Custom Spector with one passive Dimarzio “Model P” pickup – It’s no secret I’ve never liked Fender Precisions. I hate the feel with a passion and tone reminds me of the bottom of the Mississippi in New Orleans. Why everybody and his brother-in-law with a rock record in the 70’s played one I have no clue. The best thing Larry Dimarzio ever did was make a decent pickup for it. Finally the Precision got a decent rock tone. Back when Spector wasn’t quite so huge you could get one custom-made and actually get it BEFORE you retire. I shipped them a Dimarzio Model P and they routed one of their bodies for it and no tone control, volume only. (One of the originals designed by Ned Steinberger – just a tad smaller than the current “NS”-line offerings) San Francisco doesn’t have earthquakes that rock as hard as this thing. The midrange is just plain rips your face off.
September 9, 2002 @08:40pm
Messin_With_The _Kids

Some basses record well and some just don't. I don't know why this is, but it is. Fender basses are some that record very well and I'll repeat some of the advice others have given you and say try the stock pups first. They may surprise you. If you still decide to change them, I've found that Duncan Quarter Pounders record quite well.
September 12, 2002 @09:19pm

One of the main guitar makers/repairmen in Seattle loads custom basses with Barolini's. Any comments? Or I hear the EMG Precisions are excellent as well. Any other comments about the Seyour Quarter Pounder.... Of particluar interest is the sound of Geddi Lee. All comments appreciated. Especially if you are really into RECORDING.
September 13, 2002 @05:46am
Messin_With_The _Kids

Well, if it helps any, here's an MP3 of a Duncan QP P-Bass pup mounted in a '79 Kramer DMZ4000. Originally the Kramer came with a Dimarzio, but the Dimarzio was peaky and difficult to record. The Duncan cleaned things right up though.
It's a tune that a guitarist friend asked me to help her with. The bass lines are nothing fancy, but a lot of showboating would have ruined the tune anyway. The hardest part was keeping the notes uniform and staying awake :). I am rather proud of the production though, it's the first time I've had 24 tracks of audio and midi to juggle.
September 13, 2002 @08:01pm

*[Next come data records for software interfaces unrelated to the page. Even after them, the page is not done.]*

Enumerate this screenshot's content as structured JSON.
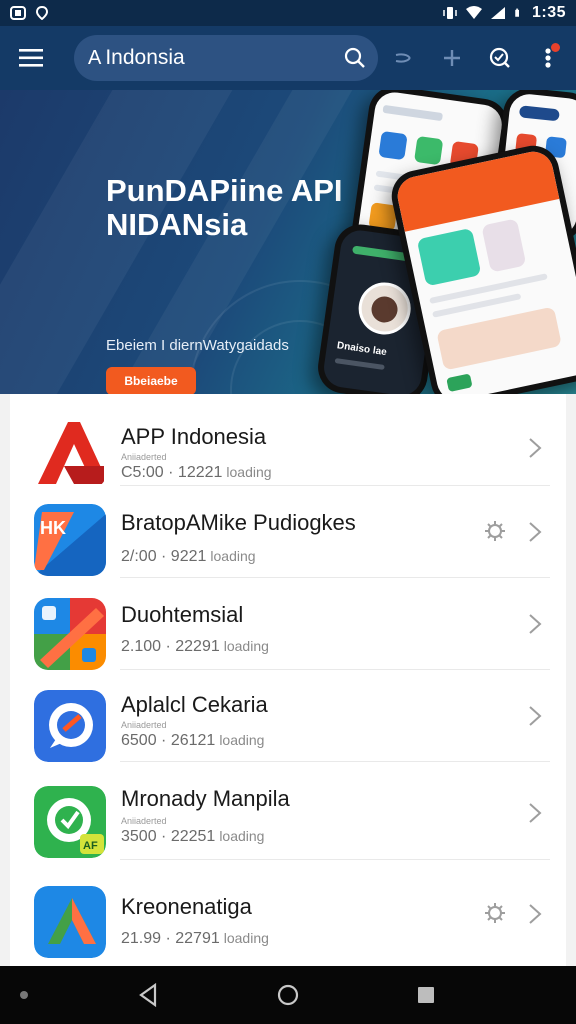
{
  "status_bar": {
    "time": "1:35",
    "left_icons": [
      "notification-icon",
      "location-icon"
    ],
    "right_icons": [
      "vibrate-icon",
      "wifi-icon",
      "signal-icon",
      "battery-icon"
    ]
  },
  "toolbar": {
    "menu_icon": "hamburger-icon",
    "title_mark": "A",
    "title": "Indonsia",
    "icons": [
      "search-icon",
      "share-icon",
      "add-icon",
      "refresh-icon",
      "more-vert-icon"
    ],
    "badge_color": "#e8412c"
  },
  "banner": {
    "title_line1": "PunDAPiine API",
    "title_line2": "NIDANsia",
    "subtitle": "Ebeiem I diernWatygaidads",
    "button_label": "Bbeiaebe",
    "phone_text": "Dnaiso lae",
    "accent_color": "#f25a1f"
  },
  "apps": [
    {
      "name": "APP Indonesia",
      "small": "Aniiaderted",
      "meta": "C5:00 · 12221",
      "status": "loading",
      "has_gear": false,
      "icon": "red-a-logo-icon"
    },
    {
      "name": "BratopAMike Pudiogkes",
      "small": "",
      "meta": "2/:00 · 9221",
      "status": "loading",
      "has_gear": true,
      "icon": "blue-hk-logo-icon"
    },
    {
      "name": "Duohtemsial",
      "small": "",
      "meta": "2.100 · 22291",
      "status": "loading",
      "has_gear": false,
      "icon": "multicolor-tiles-icon"
    },
    {
      "name": "Aplalcl Cekaria",
      "small": "Aniiaderted",
      "meta": "6500 · 26121",
      "status": "loading",
      "has_gear": false,
      "icon": "blue-chat-bubble-icon"
    },
    {
      "name": "Mronady Manpila",
      "small": "Aniiaderted",
      "meta": "3500 · 22251",
      "status": "loading",
      "has_gear": false,
      "icon": "green-chat-icon"
    },
    {
      "name": "Kreonenatiga",
      "small": "",
      "meta": "21.99 · 22791",
      "status": "loading",
      "has_gear": true,
      "icon": "blue-arrow-logo-icon"
    }
  ],
  "navbar": {
    "icons": [
      "dot-icon",
      "back-icon",
      "home-icon",
      "recents-icon"
    ]
  }
}
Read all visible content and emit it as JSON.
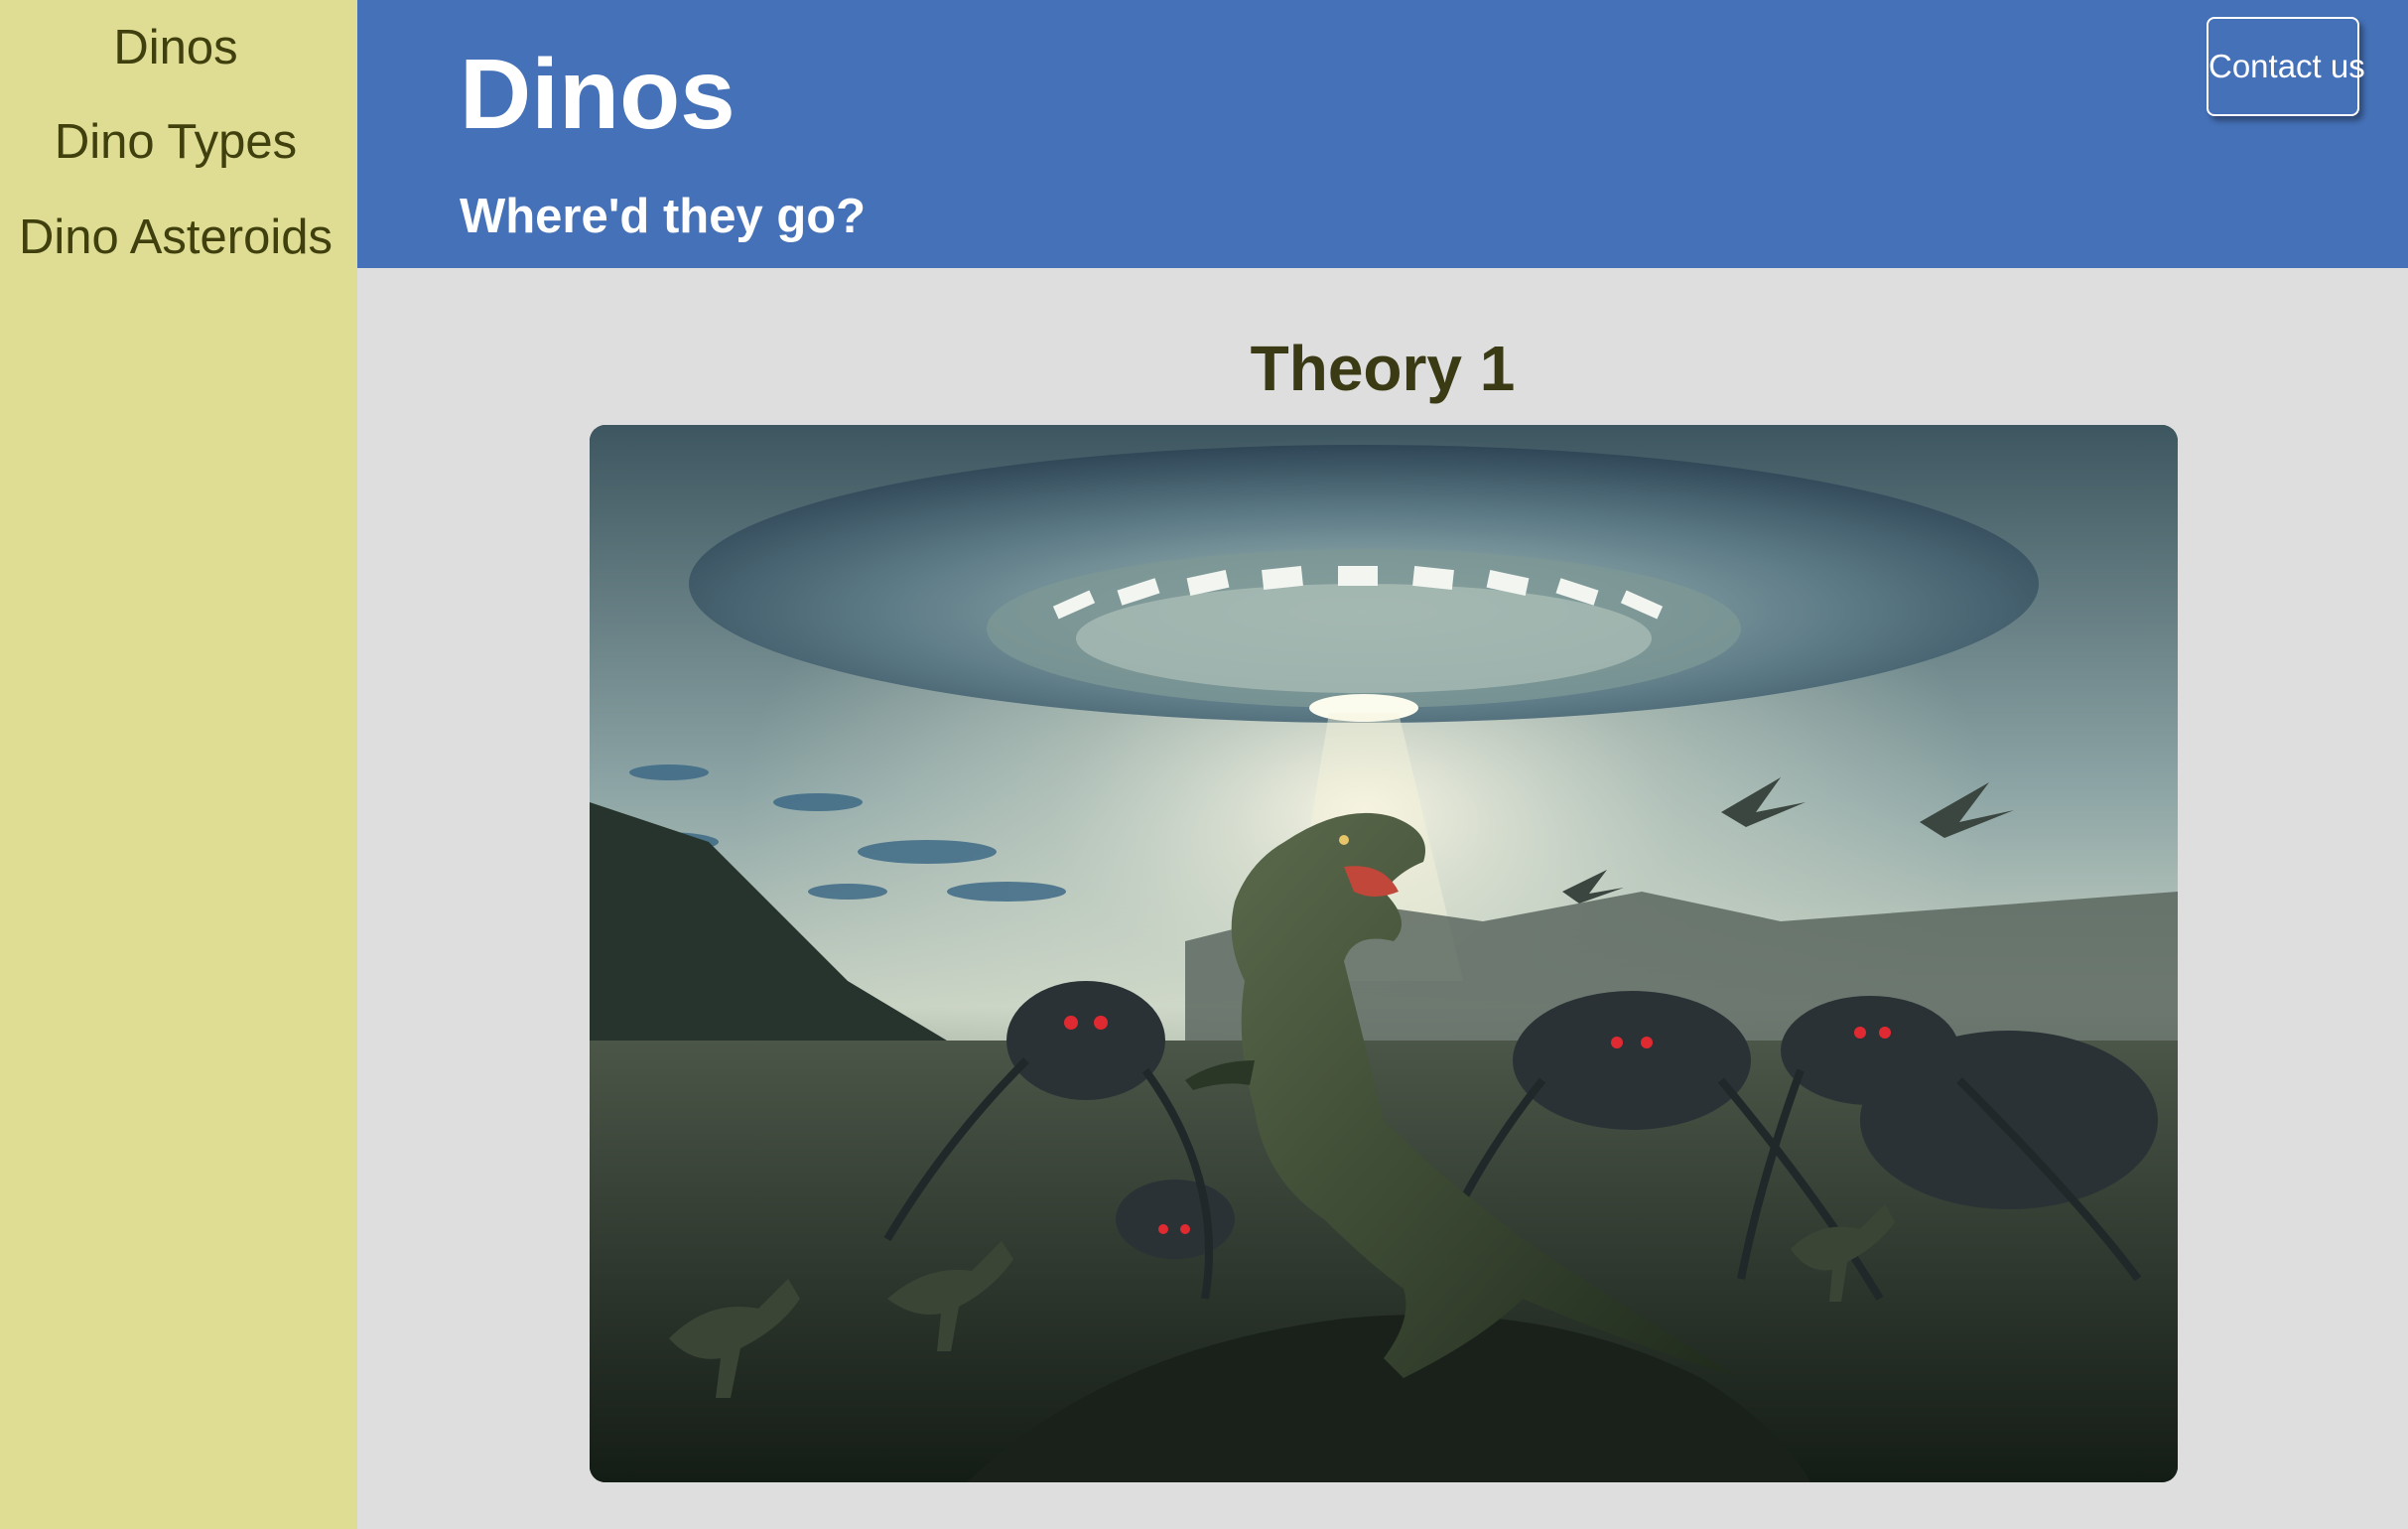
{
  "sidebar": {
    "items": [
      {
        "label": "Dinos"
      },
      {
        "label": "Dino Types"
      },
      {
        "label": "Dino Asteroids"
      }
    ]
  },
  "header": {
    "title": "Dinos",
    "subtitle": "Where'd they go?",
    "contact_label": "Contact us"
  },
  "main": {
    "heading": "Theory 1",
    "image_icon": "ufo-dinosaur-illustration"
  },
  "colors": {
    "sidebar_bg": "#dfdc93",
    "header_bg": "#4571b8",
    "page_bg": "#dedede",
    "text_dark": "#40400f"
  }
}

by far the best sounding pick ups are bartolini's(in my opinion)
i had a mexican jazz bass that sounded totally great though.
and it was stock
October 23, 2002 @02:23am

Originally posted by DrGroove
ebozz makes a good point - the stock pickups on the fender models, even the inexpensive ones, sound pretty good, and may be all you need for your studio.

October 25, 2002 @03:39am